I'm not a Nagler fan, to put it bluntly. Besides being a rich man's "toy," they weigh a ton and cost more than my whole telescope. However, my biggest problem is the number of elements in them. I observe faint fuzzies, mostly obscure galaxies (right now the Herschel lists), and they have so many elements (8-9) to get those wide flat fields of view, that they suck the light right out of the image. That is not a problem with the Q-70 series.

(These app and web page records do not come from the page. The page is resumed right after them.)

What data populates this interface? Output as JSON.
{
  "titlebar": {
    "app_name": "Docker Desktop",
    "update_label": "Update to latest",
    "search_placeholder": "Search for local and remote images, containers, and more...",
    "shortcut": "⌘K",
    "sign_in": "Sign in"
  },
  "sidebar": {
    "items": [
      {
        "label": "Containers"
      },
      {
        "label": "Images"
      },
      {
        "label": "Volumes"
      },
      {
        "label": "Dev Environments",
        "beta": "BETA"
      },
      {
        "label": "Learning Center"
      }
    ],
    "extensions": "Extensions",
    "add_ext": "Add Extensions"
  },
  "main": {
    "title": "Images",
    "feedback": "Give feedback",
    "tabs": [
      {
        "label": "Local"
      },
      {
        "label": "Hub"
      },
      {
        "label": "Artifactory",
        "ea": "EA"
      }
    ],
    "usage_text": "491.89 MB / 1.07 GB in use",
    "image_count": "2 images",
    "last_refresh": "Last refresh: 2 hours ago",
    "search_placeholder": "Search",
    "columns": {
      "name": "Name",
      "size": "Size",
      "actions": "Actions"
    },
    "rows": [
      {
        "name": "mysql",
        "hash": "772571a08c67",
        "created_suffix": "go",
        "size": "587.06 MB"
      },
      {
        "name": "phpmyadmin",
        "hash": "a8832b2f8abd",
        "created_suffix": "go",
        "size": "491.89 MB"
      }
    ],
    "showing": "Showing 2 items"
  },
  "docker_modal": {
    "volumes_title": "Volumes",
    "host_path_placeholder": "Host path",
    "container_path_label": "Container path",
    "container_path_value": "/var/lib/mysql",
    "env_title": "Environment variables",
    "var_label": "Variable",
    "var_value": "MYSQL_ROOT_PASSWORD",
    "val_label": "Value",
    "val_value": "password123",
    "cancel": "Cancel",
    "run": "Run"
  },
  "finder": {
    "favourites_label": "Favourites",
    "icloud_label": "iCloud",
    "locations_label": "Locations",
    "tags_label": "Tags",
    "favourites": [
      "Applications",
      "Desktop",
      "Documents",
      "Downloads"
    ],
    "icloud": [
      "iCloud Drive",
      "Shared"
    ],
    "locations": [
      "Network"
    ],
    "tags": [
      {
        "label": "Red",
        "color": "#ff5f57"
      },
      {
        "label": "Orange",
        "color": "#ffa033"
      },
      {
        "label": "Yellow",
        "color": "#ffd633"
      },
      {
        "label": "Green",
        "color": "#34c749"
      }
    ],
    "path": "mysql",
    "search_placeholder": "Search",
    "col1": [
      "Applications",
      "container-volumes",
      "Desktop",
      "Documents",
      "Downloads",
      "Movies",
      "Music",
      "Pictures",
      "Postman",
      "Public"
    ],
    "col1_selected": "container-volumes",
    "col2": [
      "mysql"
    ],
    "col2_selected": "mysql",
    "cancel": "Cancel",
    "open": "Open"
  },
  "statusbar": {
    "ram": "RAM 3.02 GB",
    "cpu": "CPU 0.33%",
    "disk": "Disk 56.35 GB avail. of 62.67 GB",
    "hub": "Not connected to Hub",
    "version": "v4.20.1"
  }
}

I got this 26mm jewel, as part of the whole Q-70 set, for Christmas. When I want a close-up view of a faint fuzzy, this is about as high a magnification as I like to go. I usually find the object with either the 38mm or 32mm in this series, then if I want a close-up, I put this one in. I don't know why exactly, but it seems to have the best overall correction and the least distorted edge of the set. I finally had a chance to put it through the paces in February, on what was close to a Horsehead night. The 2" format really helps but the big thing for me is the wide field of view. This is basically a modified Erfle design with 5 or maybe 6 elements, not too many to take away the faint light I search for. Sure, the edges have a lot of coma, or as I like to call it, the fishbowl effect, but the majority of the field gives excellent images. This eyepiece is great for sweeping, or "mowing the lawn" as I look for faint galaxies. Even at the extreme edge, I could tell the difference between the blur of a star and the blur of a galaxy, and was able to nail over a dozen Herschel 2 galaxies that night.
This eyepiece isn't perfect, with a super wide flat field. But for my money, it doesn't need to be. It did everything I wanted it to and didn't break the bank. For you amateurs out there, don't let the ad copy bamboozle you into taking a second mortgage just to buy one of the high priced oculars. Invest a hundred bucks and get something you can really use. Highly recommended.